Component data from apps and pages
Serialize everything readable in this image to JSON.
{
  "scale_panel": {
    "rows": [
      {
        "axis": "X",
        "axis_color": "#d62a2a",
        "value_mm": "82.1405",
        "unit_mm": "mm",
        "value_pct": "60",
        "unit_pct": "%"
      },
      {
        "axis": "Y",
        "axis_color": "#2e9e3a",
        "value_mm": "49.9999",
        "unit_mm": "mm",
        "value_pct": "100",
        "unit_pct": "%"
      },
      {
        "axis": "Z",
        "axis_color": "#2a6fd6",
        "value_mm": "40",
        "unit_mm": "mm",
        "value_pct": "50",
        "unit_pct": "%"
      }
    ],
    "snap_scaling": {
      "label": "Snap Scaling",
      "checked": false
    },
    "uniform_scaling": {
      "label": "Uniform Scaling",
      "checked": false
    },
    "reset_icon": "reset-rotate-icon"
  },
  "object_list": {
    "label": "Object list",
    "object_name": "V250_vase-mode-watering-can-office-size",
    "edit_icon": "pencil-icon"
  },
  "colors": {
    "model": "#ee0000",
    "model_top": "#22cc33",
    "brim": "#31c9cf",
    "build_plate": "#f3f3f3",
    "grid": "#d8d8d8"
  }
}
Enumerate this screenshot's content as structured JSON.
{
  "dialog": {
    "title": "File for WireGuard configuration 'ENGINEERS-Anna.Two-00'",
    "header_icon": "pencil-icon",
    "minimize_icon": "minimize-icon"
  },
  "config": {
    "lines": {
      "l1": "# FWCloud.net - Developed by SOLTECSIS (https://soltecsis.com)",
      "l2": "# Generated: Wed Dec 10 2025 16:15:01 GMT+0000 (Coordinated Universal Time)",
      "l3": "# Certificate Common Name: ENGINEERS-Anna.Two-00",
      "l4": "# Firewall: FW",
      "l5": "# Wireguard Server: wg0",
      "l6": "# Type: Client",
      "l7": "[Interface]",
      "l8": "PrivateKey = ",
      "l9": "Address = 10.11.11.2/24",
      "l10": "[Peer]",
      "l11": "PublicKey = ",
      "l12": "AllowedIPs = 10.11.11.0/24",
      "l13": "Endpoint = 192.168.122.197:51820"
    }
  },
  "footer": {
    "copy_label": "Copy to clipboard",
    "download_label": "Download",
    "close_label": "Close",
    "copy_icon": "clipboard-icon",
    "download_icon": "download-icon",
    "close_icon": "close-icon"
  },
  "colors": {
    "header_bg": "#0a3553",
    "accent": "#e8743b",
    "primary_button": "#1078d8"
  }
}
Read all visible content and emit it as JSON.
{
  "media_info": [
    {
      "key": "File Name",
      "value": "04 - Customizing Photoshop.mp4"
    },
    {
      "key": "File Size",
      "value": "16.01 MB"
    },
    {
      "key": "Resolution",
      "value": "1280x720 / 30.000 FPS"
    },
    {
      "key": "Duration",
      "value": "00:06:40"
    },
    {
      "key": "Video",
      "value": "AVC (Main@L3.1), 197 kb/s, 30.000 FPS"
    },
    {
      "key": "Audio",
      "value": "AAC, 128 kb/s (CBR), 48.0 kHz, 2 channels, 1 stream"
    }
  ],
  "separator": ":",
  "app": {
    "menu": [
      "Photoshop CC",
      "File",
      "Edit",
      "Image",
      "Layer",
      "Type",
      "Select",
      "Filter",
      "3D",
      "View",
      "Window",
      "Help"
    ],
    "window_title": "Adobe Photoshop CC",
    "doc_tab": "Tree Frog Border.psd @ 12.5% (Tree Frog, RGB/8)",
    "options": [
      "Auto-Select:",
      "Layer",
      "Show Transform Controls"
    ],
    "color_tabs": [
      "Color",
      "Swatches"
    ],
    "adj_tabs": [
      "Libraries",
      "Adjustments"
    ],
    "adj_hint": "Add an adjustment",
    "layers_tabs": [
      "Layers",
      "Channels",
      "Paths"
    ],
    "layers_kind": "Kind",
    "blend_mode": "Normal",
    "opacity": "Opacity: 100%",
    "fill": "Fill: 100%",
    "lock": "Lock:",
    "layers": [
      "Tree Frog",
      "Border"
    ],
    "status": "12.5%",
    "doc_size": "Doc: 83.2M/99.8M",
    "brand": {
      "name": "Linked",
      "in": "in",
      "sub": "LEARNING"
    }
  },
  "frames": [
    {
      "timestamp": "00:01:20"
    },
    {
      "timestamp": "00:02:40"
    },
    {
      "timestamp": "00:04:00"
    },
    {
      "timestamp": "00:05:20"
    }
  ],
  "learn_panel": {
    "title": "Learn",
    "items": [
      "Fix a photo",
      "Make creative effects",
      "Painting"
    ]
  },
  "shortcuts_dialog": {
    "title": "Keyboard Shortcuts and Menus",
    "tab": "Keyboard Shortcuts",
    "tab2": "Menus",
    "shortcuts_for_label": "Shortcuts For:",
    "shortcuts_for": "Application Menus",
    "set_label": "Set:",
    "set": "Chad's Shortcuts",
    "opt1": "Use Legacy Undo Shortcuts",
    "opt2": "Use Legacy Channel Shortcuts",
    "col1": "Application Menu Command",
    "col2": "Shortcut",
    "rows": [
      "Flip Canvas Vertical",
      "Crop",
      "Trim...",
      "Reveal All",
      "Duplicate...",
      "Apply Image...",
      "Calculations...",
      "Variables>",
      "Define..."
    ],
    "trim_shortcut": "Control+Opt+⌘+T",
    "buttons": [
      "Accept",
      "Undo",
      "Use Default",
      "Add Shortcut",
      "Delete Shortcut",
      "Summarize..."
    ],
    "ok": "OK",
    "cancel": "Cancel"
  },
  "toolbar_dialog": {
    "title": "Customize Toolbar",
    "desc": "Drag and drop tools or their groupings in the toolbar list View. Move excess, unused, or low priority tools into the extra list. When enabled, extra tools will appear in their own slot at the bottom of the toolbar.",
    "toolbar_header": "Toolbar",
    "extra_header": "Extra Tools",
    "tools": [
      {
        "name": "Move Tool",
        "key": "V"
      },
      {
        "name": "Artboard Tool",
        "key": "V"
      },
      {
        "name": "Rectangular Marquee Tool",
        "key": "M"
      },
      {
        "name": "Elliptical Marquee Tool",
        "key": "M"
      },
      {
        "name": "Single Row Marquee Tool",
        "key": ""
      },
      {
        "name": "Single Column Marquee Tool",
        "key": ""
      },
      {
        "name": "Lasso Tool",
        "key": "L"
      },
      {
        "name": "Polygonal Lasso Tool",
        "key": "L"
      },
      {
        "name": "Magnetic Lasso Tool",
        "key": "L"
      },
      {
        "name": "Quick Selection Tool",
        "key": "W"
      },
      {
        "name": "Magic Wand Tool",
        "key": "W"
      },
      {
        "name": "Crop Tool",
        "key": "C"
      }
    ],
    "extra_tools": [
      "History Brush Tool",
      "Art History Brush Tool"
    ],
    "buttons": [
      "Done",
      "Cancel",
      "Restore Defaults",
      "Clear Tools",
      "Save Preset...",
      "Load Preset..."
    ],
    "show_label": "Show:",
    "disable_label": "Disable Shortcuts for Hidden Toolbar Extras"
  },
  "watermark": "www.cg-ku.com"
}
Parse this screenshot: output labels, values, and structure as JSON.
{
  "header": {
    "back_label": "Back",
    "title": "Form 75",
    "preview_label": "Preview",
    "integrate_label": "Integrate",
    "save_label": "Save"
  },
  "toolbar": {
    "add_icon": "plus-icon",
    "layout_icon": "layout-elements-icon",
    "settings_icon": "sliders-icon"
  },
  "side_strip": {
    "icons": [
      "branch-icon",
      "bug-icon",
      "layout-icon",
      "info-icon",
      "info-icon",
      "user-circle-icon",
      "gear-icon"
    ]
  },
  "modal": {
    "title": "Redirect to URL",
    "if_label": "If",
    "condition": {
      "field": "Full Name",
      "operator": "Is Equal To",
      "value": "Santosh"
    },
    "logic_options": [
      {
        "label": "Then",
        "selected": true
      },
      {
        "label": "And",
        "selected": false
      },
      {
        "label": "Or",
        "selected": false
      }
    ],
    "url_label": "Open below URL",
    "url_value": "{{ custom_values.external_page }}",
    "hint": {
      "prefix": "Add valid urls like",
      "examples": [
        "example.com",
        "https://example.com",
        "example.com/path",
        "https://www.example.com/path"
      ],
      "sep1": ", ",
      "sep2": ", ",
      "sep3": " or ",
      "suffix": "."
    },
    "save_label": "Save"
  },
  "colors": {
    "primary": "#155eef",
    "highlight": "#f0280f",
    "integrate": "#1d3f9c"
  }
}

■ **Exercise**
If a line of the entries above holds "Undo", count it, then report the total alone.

■ **Exercise answer**
2